There were no adverse effects of a shorter stay in hospital on the rate of complications or the incidence of seroma formation. However, the number of patients in this study was too small to detect a difference of 5% in rates of wound complication; a sample size of more than 800 patients would have been necessary to do this. This is not feasible in this type of research. We decided to discharge patients with drains in situ and to remove drains when production of serous fluid was minimal. This practice leads to a low incidence of seroma aspiration 24 25 and fewer outpatient visits. The alternatives are to remove the drain after a fixed number of days regardless of fluid production 5 26 27 or not to place a drain in the axilla. 27 28 Seromas have been reported in as few as 10% of patients after early drain removal,5 but others have reported seromas in as many as 40%3 and 73%27 of patients, though these did not affect the risk of infection. The length of time the drain was in situ was equal for both groups and is consistent with previous findings from our own clinic.29

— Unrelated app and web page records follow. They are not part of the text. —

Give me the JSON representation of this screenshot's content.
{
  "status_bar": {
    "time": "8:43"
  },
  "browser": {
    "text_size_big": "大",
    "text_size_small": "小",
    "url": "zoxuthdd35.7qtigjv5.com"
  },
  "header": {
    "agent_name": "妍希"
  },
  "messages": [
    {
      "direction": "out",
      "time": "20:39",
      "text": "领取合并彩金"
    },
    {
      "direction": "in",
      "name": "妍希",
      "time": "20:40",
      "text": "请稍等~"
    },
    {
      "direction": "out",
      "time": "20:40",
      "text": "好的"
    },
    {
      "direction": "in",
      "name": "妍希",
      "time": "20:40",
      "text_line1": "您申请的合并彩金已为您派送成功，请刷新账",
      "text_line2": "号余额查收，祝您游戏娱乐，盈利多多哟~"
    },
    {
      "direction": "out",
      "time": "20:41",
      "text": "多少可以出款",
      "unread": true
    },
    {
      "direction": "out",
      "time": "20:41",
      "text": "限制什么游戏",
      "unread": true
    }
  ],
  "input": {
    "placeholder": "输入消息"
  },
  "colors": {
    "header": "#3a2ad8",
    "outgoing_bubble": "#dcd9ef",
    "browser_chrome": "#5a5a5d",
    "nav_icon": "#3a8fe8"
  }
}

Before surgery the patients randomly allocated to a short hospital stay scored higher on scales measuring depression than did those randomly allocated to a long stay. The uncertainty about the experimental treatment after surgery may have contributed to these feelings. A shorter stay in hospital seems to make it easier for a patient to discuss the disease with her family; however, the data should be interpreted carefully as this was the only significant difference in psychosocial variables found between the two groups after surgery. The positive effects of social support in psychosocial adjustment for patients with breast cancer have been discussed. 30 31 The ability to express emotions within the family is associated with less mood disturbance.32 In our study there was no decrease in mood disturbance in the short stay group; our follow up was 4 months, but the positive effects may have become evident later.

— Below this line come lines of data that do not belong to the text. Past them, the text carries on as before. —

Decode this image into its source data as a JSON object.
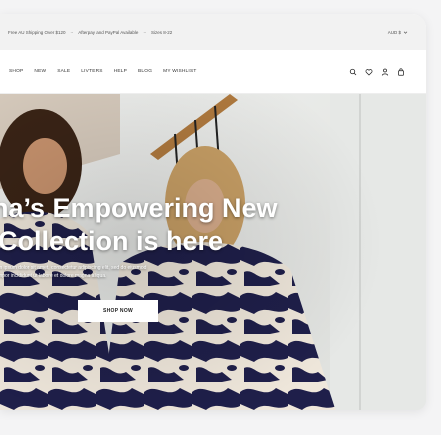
{
  "announcement": {
    "shipping": "Free AU Shipping Over $120",
    "payment": "Afterpay and PayPal Available",
    "sizes": "Sizes 8-22",
    "separator": "~",
    "currency": "AUD $"
  },
  "nav": {
    "links": [
      "SHOP",
      "NEW",
      "SALE",
      "LIVTERS",
      "HELP",
      "BLOG",
      "MY WISHLIST"
    ]
  },
  "icons": [
    "search-icon",
    "heart-icon",
    "user-icon",
    "bag-icon",
    "chevron-down-icon"
  ],
  "hero": {
    "headline_line1": "na’s Empowering New",
    "headline_line2": "Collection is here",
    "subtext_line1": "m ipsum dolor sit amet, consectetur adipiscing elit, sed do eiusmod",
    "subtext_line2": "mpor incididunt ut labore et dolore magna aliqua.",
    "cta": "SHOP NOW"
  },
  "colors": {
    "navy_print": "#1f1f4a",
    "cream_print": "#efe7db",
    "wall": "#e9eae8",
    "stair_wood": "#b07a3f"
  }
}
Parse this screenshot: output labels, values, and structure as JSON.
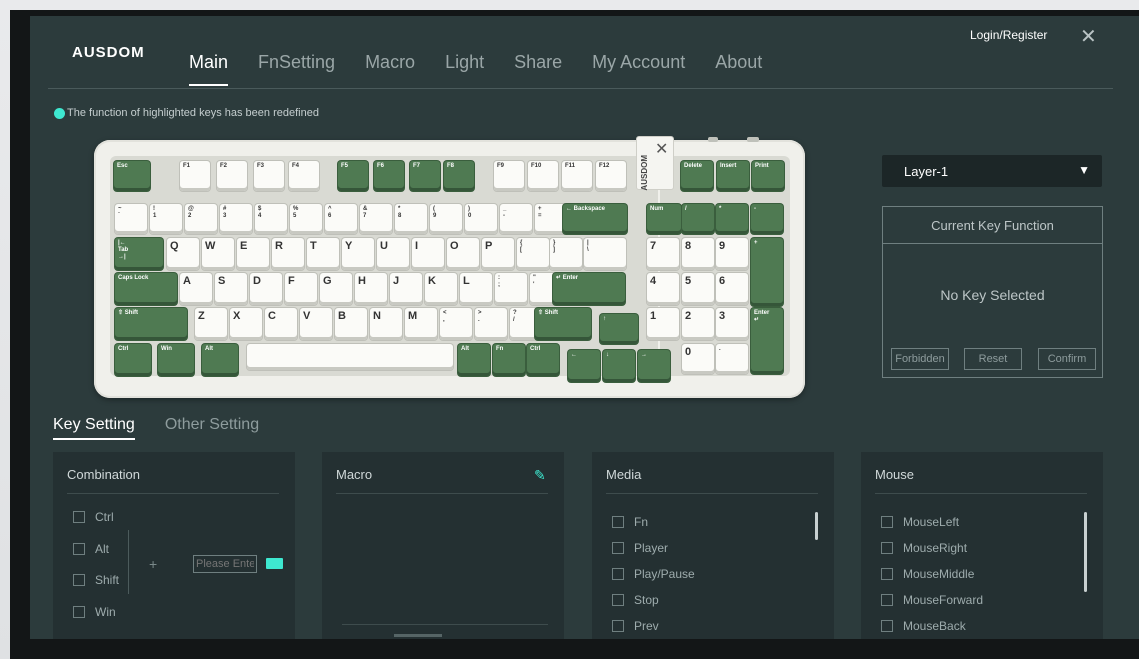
{
  "header": {
    "logo": "AUSDOM",
    "tabs": [
      "Main",
      "FnSetting",
      "Macro",
      "Light",
      "Share",
      "My Account",
      "About"
    ],
    "active_tab": "Main",
    "login": "Login/Register",
    "close": "✕"
  },
  "notice": "The function of highlighted keys has been redefined",
  "keyboard": {
    "badge_text": "AUSDOM",
    "keys": [
      {
        "label": "Esc",
        "style": "g"
      },
      {
        "label": "F1",
        "style": "w"
      },
      {
        "label": "F2",
        "style": "w"
      },
      {
        "label": "F3",
        "style": "w"
      },
      {
        "label": "F4",
        "style": "w"
      },
      {
        "label": "F5",
        "style": "g"
      },
      {
        "label": "F6",
        "style": "g"
      },
      {
        "label": "F7",
        "style": "g"
      },
      {
        "label": "F8",
        "style": "g"
      },
      {
        "label": "F9",
        "style": "w"
      },
      {
        "label": "F10",
        "style": "w"
      },
      {
        "label": "F11",
        "style": "w"
      },
      {
        "label": "F12",
        "style": "w"
      },
      {
        "label": "Delete",
        "style": "g"
      },
      {
        "label": "Insert",
        "style": "g"
      },
      {
        "label": "Print",
        "style": "g"
      },
      {
        "label": "~\n`",
        "style": "w"
      },
      {
        "label": "!\n1",
        "style": "w"
      },
      {
        "label": "@\n2",
        "style": "w"
      },
      {
        "label": "#\n3",
        "style": "w"
      },
      {
        "label": "$\n4",
        "style": "w"
      },
      {
        "label": "%\n5",
        "style": "w"
      },
      {
        "label": "^\n6",
        "style": "w"
      },
      {
        "label": "&\n7",
        "style": "w"
      },
      {
        "label": "*\n8",
        "style": "w"
      },
      {
        "label": "(\n9",
        "style": "w"
      },
      {
        "label": ")\n0",
        "style": "w"
      },
      {
        "label": "_\n-",
        "style": "w"
      },
      {
        "label": "+\n=",
        "style": "w"
      },
      {
        "label": "← Backspace",
        "style": "g"
      },
      {
        "label": "Num",
        "style": "g"
      },
      {
        "label": "/",
        "style": "g"
      },
      {
        "label": "*",
        "style": "g"
      },
      {
        "label": "-",
        "style": "g"
      },
      {
        "label": "|←\nTab\n→|",
        "style": "g"
      },
      {
        "label": "Q",
        "style": "w"
      },
      {
        "label": "W",
        "style": "w"
      },
      {
        "label": "E",
        "style": "w"
      },
      {
        "label": "R",
        "style": "w"
      },
      {
        "label": "T",
        "style": "w"
      },
      {
        "label": "Y",
        "style": "w"
      },
      {
        "label": "U",
        "style": "w"
      },
      {
        "label": "I",
        "style": "w"
      },
      {
        "label": "O",
        "style": "w"
      },
      {
        "label": "P",
        "style": "w"
      },
      {
        "label": "{\n[",
        "style": "w"
      },
      {
        "label": "}\n]",
        "style": "w"
      },
      {
        "label": "|\n\\",
        "style": "w"
      },
      {
        "label": "7",
        "style": "w"
      },
      {
        "label": "8",
        "style": "w"
      },
      {
        "label": "9",
        "style": "w"
      },
      {
        "label": "+",
        "style": "g"
      },
      {
        "label": "Caps Lock",
        "style": "g"
      },
      {
        "label": "A",
        "style": "w"
      },
      {
        "label": "S",
        "style": "w"
      },
      {
        "label": "D",
        "style": "w"
      },
      {
        "label": "F",
        "style": "w"
      },
      {
        "label": "G",
        "style": "w"
      },
      {
        "label": "H",
        "style": "w"
      },
      {
        "label": "J",
        "style": "w"
      },
      {
        "label": "K",
        "style": "w"
      },
      {
        "label": "L",
        "style": "w"
      },
      {
        "label": ":\n;",
        "style": "w"
      },
      {
        "label": "\"\n'",
        "style": "w"
      },
      {
        "label": "↵ Enter",
        "style": "g"
      },
      {
        "label": "4",
        "style": "w"
      },
      {
        "label": "5",
        "style": "w"
      },
      {
        "label": "6",
        "style": "w"
      },
      {
        "label": "⇧ Shift",
        "style": "g"
      },
      {
        "label": "Z",
        "style": "w"
      },
      {
        "label": "X",
        "style": "w"
      },
      {
        "label": "C",
        "style": "w"
      },
      {
        "label": "V",
        "style": "w"
      },
      {
        "label": "B",
        "style": "w"
      },
      {
        "label": "N",
        "style": "w"
      },
      {
        "label": "M",
        "style": "w"
      },
      {
        "label": "<\n,",
        "style": "w"
      },
      {
        "label": ">\n.",
        "style": "w"
      },
      {
        "label": "?\n/",
        "style": "w"
      },
      {
        "label": "⇧ Shift",
        "style": "g"
      },
      {
        "label": "↑",
        "style": "g"
      },
      {
        "label": "1",
        "style": "w"
      },
      {
        "label": "2",
        "style": "w"
      },
      {
        "label": "3",
        "style": "w"
      },
      {
        "label": "Enter\n↵",
        "style": "g"
      },
      {
        "label": "Ctrl",
        "style": "g"
      },
      {
        "label": "Win",
        "style": "g"
      },
      {
        "label": "Alt",
        "style": "g"
      },
      {
        "label": "",
        "style": "w"
      },
      {
        "label": "Alt",
        "style": "g"
      },
      {
        "label": "Fn",
        "style": "g"
      },
      {
        "label": "Ctrl",
        "style": "g"
      },
      {
        "label": "←",
        "style": "g"
      },
      {
        "label": "↓",
        "style": "g"
      },
      {
        "label": "→",
        "style": "g"
      },
      {
        "label": "0",
        "style": "w"
      },
      {
        "label": ".",
        "style": "w"
      }
    ]
  },
  "layer": {
    "value": "Layer-1",
    "arrow": "▼"
  },
  "current_key": {
    "title": "Current Key Function",
    "status": "No Key Selected",
    "buttons": [
      "Forbidden",
      "Reset",
      "Confirm"
    ]
  },
  "subtabs": [
    "Key Setting",
    "Other Setting"
  ],
  "panels": {
    "combination": {
      "title": "Combination",
      "options": [
        "Ctrl",
        "Alt",
        "Shift",
        "Win"
      ],
      "plus": "+",
      "input_placeholder": "Please Enter"
    },
    "macro": {
      "title": "Macro"
    },
    "media": {
      "title": "Media",
      "options": [
        "Fn",
        "Player",
        "Play/Pause",
        "Stop",
        "Prev"
      ]
    },
    "mouse": {
      "title": "Mouse",
      "options": [
        "MouseLeft",
        "MouseRight",
        "MouseMiddle",
        "MouseForward",
        "MouseBack"
      ]
    }
  }
}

In the United States patients having surgery for breast cancer often stay in hospital only one or two days 4 10 or are treated as outpatients.6 These changes were initially financially motivated but have gradually become accepted by surgeons.10 In most European hospitals, however, these types of early discharge policies are not the normal practice. Our randomised study has proved that shortening the length of time a patient spends in hospital after surgery for breast cancer has no adverse effects. It would be interesting to evaluate the American practice in a European setting, paying special attention to the psychosocial effects of this policy, especially since no data have been available on these aspects until now.
We thank all participants who enrolled in the trial and those who contributed and are not mentioned here. We thank P Stringer and A M M Eggermont for reading the manuscript.

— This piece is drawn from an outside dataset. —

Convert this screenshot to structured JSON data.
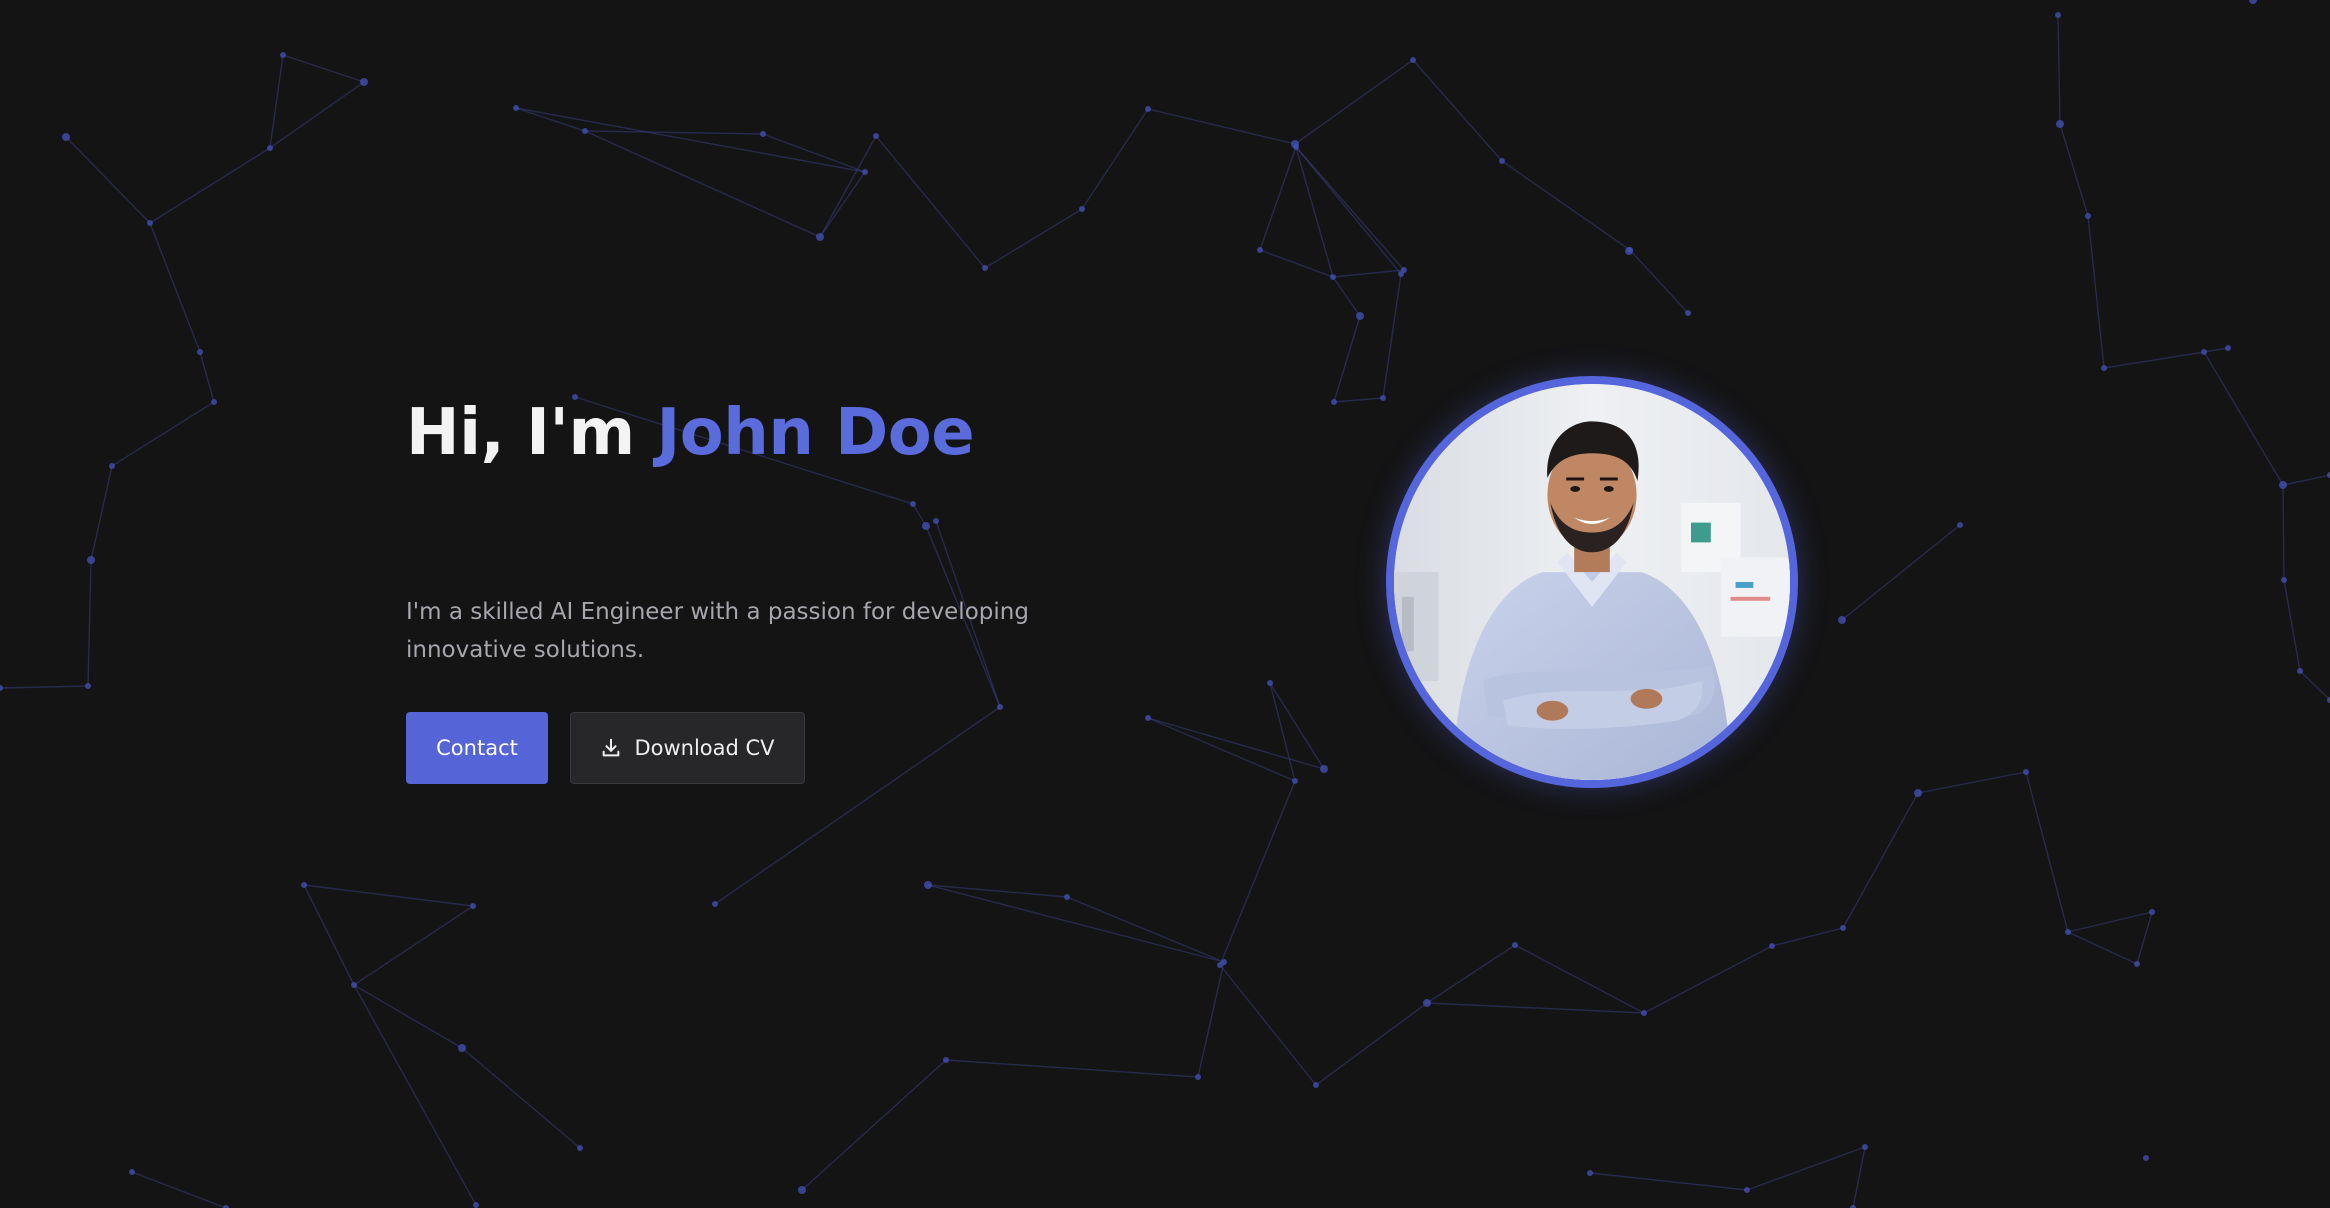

Contributors: JB contributed to the design of the protocol, performed the literature search, participated in the execution of the study, collected and analysed the data, wrote the paper, and is guarantor for the study. AMEAvW coordinated the study in both hospitals, discussed core ideas, studied the literature, participated in data collection and analysis, and contributed to writing the paper. JFAP initiated and coordinated the formulation of the study hypothesis, designed the protocol, contributed to the interpretation of findings, and edited the paper. PIMS contributed to the design of the protocol, coordinated randomisation procedures, and performed the statistical analysis of the data. MAP contributed to data collection and editing the paper. TW had the original idea for the study, initiated the research, participated in the execution of the study, and edited the paper.
Funding: Ministry of Welfare, Health, and Sports, the Netherlands.
Conflict of interest: None.